After writing about Rent the Runway I met up with my friend Mikel Rosen: fashion guru, founder of London Fashion Week and instructor at the Art Institute of California. While teaching at London’s Central St Martins School of Art & Design, Mikel’s students included Hussein Chalayan, Phoebe Philo, and the late Alexander McQueen. Never short of an opinion, I asked to interview him for this blog. This is what he had to say.

Rachael: Have you seen Rent the Runway, La Tote and other “Netflix for fashion” sites where you select a few pieces to check out at once? What do you think of them?

Mikel: I don’t like it for personal reasons. If I go through a vintage consignment I’m really panicky about what I buy or pick up so even if these sites launder and dry clean their stock it still makes me twitchy so I don’t like it for hygienic reasons. But I do like it because it gives people access to clothes they may not have been able to afford or buy before but so does H&M or Target or a consignment store. If you’ve got a mind and an eye you can still put it together. You still have to pay these rental companies so with that hire fee, with a bit of acumen, I think that one could still go out there and buy clothes, spend your budget that way.

Rachael: For me it’s trade off. Less time for more access. Looking in vintage shops is very time consuming process.

Mikel: This is my feeling about the young lady who says she’s only got 30 minutes of free time in the evening. I think that is so sad to lose that luxury of going shopping for clothes or lose flicking through the glossy pages of a magazine. The textures of those things and the five senses of those things; I wouldn’t want you to lose those things. I agree with you that it saves time but you’re losing another sensibility.

Rachael: Do you think expanded access to fashion will have any change on what people are designing?

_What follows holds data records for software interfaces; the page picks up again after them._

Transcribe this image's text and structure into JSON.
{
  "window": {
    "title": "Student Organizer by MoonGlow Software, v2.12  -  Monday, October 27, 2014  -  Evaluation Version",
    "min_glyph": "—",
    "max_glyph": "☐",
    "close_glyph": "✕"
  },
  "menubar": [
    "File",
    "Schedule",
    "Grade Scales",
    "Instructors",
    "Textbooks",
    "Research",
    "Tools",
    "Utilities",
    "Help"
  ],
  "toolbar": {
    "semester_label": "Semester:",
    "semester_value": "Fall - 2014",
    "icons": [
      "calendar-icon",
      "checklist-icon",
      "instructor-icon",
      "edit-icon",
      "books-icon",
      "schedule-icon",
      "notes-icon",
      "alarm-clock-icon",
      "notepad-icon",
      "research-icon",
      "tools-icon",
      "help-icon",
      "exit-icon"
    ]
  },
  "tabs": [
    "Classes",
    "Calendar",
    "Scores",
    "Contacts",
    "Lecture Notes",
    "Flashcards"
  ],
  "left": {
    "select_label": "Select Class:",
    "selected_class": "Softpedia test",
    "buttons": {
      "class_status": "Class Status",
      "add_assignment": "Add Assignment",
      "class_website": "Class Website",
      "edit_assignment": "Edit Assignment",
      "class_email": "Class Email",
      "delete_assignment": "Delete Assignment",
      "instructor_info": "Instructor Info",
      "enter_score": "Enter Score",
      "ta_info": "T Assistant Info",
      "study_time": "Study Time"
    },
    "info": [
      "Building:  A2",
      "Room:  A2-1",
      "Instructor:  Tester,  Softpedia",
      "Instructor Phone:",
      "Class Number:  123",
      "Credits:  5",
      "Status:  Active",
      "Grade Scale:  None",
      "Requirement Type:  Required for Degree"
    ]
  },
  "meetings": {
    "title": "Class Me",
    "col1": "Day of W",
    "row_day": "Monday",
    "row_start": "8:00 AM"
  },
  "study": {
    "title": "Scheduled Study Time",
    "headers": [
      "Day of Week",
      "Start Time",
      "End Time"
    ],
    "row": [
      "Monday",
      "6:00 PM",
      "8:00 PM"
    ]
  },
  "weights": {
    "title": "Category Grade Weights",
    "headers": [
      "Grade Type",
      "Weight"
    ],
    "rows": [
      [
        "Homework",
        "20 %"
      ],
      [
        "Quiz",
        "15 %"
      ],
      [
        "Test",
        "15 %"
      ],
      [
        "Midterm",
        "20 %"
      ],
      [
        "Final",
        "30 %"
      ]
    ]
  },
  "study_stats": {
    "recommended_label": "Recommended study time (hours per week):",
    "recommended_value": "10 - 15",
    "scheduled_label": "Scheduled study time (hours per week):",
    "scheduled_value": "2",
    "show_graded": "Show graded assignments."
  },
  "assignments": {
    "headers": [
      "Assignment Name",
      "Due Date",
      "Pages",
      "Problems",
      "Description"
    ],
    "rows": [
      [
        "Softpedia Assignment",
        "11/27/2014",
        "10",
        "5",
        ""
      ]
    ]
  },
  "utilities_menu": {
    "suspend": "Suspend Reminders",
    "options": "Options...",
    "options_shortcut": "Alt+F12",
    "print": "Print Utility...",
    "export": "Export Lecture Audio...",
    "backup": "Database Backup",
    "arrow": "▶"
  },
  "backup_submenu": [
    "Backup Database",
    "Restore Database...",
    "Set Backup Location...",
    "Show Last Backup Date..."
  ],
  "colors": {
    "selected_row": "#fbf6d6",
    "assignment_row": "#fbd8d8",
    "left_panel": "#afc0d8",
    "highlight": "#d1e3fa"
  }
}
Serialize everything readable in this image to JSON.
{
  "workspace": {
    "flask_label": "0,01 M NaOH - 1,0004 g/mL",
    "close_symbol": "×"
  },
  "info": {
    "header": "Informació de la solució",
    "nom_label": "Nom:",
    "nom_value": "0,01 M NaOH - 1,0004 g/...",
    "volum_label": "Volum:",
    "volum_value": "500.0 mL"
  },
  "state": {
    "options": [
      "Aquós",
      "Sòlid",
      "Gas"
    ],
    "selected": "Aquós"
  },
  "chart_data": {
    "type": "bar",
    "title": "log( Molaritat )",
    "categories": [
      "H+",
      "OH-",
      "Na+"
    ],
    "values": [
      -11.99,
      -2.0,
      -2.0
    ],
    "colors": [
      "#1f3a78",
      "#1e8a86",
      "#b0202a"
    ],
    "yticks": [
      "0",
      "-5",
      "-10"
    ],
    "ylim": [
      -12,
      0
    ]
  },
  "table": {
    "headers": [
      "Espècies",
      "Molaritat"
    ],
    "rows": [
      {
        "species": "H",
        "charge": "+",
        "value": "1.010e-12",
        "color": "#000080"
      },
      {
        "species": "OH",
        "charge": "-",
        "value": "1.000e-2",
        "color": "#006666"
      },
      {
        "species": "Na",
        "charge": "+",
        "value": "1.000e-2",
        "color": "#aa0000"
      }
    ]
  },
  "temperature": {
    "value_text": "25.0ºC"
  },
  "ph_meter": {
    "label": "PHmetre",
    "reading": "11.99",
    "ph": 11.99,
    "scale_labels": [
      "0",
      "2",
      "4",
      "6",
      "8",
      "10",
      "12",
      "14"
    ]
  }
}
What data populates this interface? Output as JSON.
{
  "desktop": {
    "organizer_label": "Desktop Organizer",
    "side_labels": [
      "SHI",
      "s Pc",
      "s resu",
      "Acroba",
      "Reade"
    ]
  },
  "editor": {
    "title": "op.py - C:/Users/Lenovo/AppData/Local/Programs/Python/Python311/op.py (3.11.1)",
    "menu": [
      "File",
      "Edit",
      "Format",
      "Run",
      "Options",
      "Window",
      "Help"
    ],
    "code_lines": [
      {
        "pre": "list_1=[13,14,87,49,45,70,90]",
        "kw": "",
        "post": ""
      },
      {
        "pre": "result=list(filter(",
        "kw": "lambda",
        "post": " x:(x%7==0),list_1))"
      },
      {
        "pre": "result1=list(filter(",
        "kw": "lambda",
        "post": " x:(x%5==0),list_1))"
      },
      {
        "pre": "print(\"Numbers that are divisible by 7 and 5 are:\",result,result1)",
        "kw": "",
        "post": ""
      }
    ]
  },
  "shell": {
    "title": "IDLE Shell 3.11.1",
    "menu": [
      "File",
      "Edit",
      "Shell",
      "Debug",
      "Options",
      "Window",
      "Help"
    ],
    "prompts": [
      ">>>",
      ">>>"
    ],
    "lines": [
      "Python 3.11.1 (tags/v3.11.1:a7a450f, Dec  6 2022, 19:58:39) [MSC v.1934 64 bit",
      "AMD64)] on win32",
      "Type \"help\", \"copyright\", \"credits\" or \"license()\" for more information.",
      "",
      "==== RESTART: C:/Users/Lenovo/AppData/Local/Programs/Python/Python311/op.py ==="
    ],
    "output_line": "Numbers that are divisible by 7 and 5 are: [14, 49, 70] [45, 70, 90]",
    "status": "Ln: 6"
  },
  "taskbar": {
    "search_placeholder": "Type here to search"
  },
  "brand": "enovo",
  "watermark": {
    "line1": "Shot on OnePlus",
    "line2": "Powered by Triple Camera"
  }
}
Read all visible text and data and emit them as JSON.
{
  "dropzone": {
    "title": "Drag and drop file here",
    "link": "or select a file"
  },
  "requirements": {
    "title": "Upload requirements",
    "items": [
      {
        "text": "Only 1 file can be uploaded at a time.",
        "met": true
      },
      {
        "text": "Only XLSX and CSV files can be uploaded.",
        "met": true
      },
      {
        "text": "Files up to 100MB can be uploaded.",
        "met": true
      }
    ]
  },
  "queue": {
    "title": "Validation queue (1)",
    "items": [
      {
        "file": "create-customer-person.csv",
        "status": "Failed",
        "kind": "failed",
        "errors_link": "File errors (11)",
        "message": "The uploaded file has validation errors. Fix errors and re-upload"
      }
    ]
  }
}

Mikel: Yes, completely, but the expanded access isn’t just those sites. Expanded access is the media coverage in this day and age of idiots like Kim Kardashian, since most of them (the designers) are designing for Kim Kardashian or Beyoncé or Jennifer Lopez or Rhianna because if they do something for that type of woman it gets coverage for them so the access is beginning somewhere else. And I bet my bottom dollar that most of those apps and sites, eighty percent of what they have in stock are the kind of clothes that Kim Kardashian would wear; not the sort of clothes that Grace Kelly would have worn.

Rachael: One of the things I’ve noticed with television, the more ways there are to watch television, the greater the variety of shows; there’s more TV for different types of people with different interests. Do you see anything like that happening in fashion? In my lifetime it’s been this is what’s in, this is what people are wearing, these are the colors this season and that’s all that is available.

Mikel: Great point. It’s happening.

The couture industry is booming. Ready-to-wear in the high fashion brands is booming for Marie Antoinette. Because of that, we’ve got the peasants revolting and because of the revolt, because they can’t be Marie Antoinette, other things are beginning to happen. New visions are beginning to sneak through. So the low level, the low, low level, going back to what I was saying, people are tending to do their own thing, and it’s a different way of channeling fashion. It’s a personal, individual thing and until a tribe of those people can make it in the industry it’s not app or retail accessible.

It’s very similar to when I was first around in the seventies with fashion and it was the dawning of Margaret Thatcher in London. Vivienne Westwood and Malcolm McLaren were developing the punk thing and they got the Sex Pistols wearing their designs and all the kids on the streets rebelled. They didn’t want to go towards what was happening politically. Being barbaric to themselves, putting safety pins through the noses and tongues, ripped tee shirts and kilts, and that whole punk explosion happened, and then it became part of the fashion world, and now it’s still part of the fashion world.

So it’s “Off with their heads!” When the revolution finally happens, that will answer this question but at the moment it’s only little trickles and sprinkles, unfortunately. Because of the media, everybody thinks they can become Kim Kardashian. They wake up each day and think if I photograph myself on Instagram and get enough likes, I’m going to get picked up next. It’ll happen to me. Instead of revolting and doing something your own way.

Mikel Rosen at his home in San Francisco
Photo Credit: Katie Meek, The Chronicle

“They wake up day and think if I photograph myself on Instagram and get enough likes, I’m going to get picked up next. It’ll happen to me. Instead of revolting and doing something your own way.”
—Mikel Rosen